Her next appearance was at Wimbledon, her first grand slam event. She advanced till the fourth round, before taking a mid-match retirement due to breathing difficulties. Then, still relatively unknown, she played in the first round of the Silicon Valley Classics and reached the final of the Chicago 125 event. Stardom came when the then 150 ranked teenager entered the US Open and went on to win the tournament without dropping a set. To win a grand slam as your maiden WTA title, that too at the age of 18; a marvelous feat!
However, one problem has constantly plagued her performance: the lack of a full-time coach.
Emma Raducanu: Coaching woes
Following her first-round exit from the Silicon Valley Classics, Emma Raducanu switched coaches from Nigel Sears to Andrew Richardson (her youth coach). Sears is the father-in-law of former world no. 1 and fellow Brit, Andy Murray. Richardson guided her to the US Open victory, but after that, they parted ways as well. Since then, Raducanu has had no luck finding a full-time coach.
After US Open, Raducanu played at the Indian Wells. Here, former British no. 1 player Jeremy Bates aided her throughout the tournament. Her next appearance was at the Transylvania Open where she lost in the quarterfinals. Prior to the tournament, she had a trial run with coach Esteban Carril. This trial was not fruitful either, with Carril looking to join Andy Murray’s entourage in Stockholm.
Many tennis experts, including Boris Becker, have to attribute Emma’s current performance to the lack of a full-time coach.
Emma Raducanu: “Feeling positive about coaching situation”
Raducanu is set to play at the Linz Open in Austria. She is the first seed and will face qualifier Wang Xinyu of China in the first round.
In an interview for the tournament, Raducanu elaborated on her coaching situation: “I’m really feeling positive about my coaching situation. I had some trials and they went well and I’m gonna have someone in place – and I’m really excited to get some good work done in pre-season. It’s in a good place. I’ll have a coach in place in the Australian Open.”

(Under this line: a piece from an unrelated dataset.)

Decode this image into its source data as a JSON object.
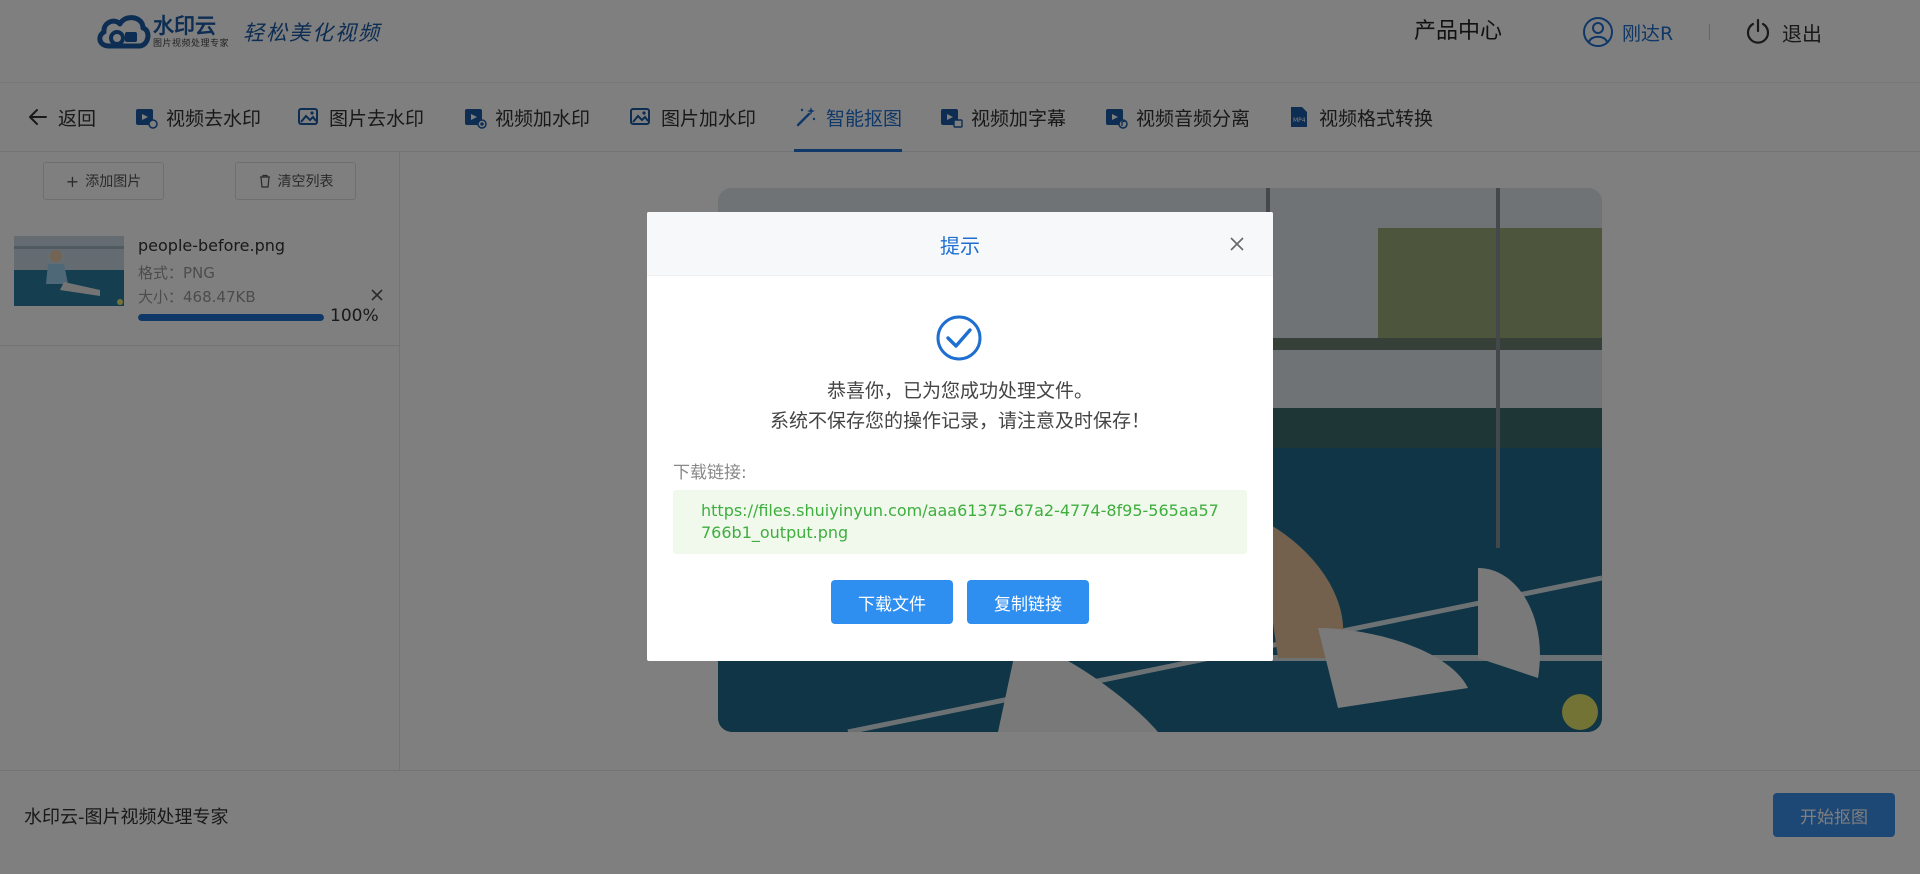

While she gave no exact information on her future coaching arrangements calling it confidential, the soon-to-be 19 year-old said “I’m being my own coach again this week, which I think is really good for me long term…..I feel like where I am now, I just need to really take it all in and enjoy, because looking back at how far I have come, it is pretty surreal.”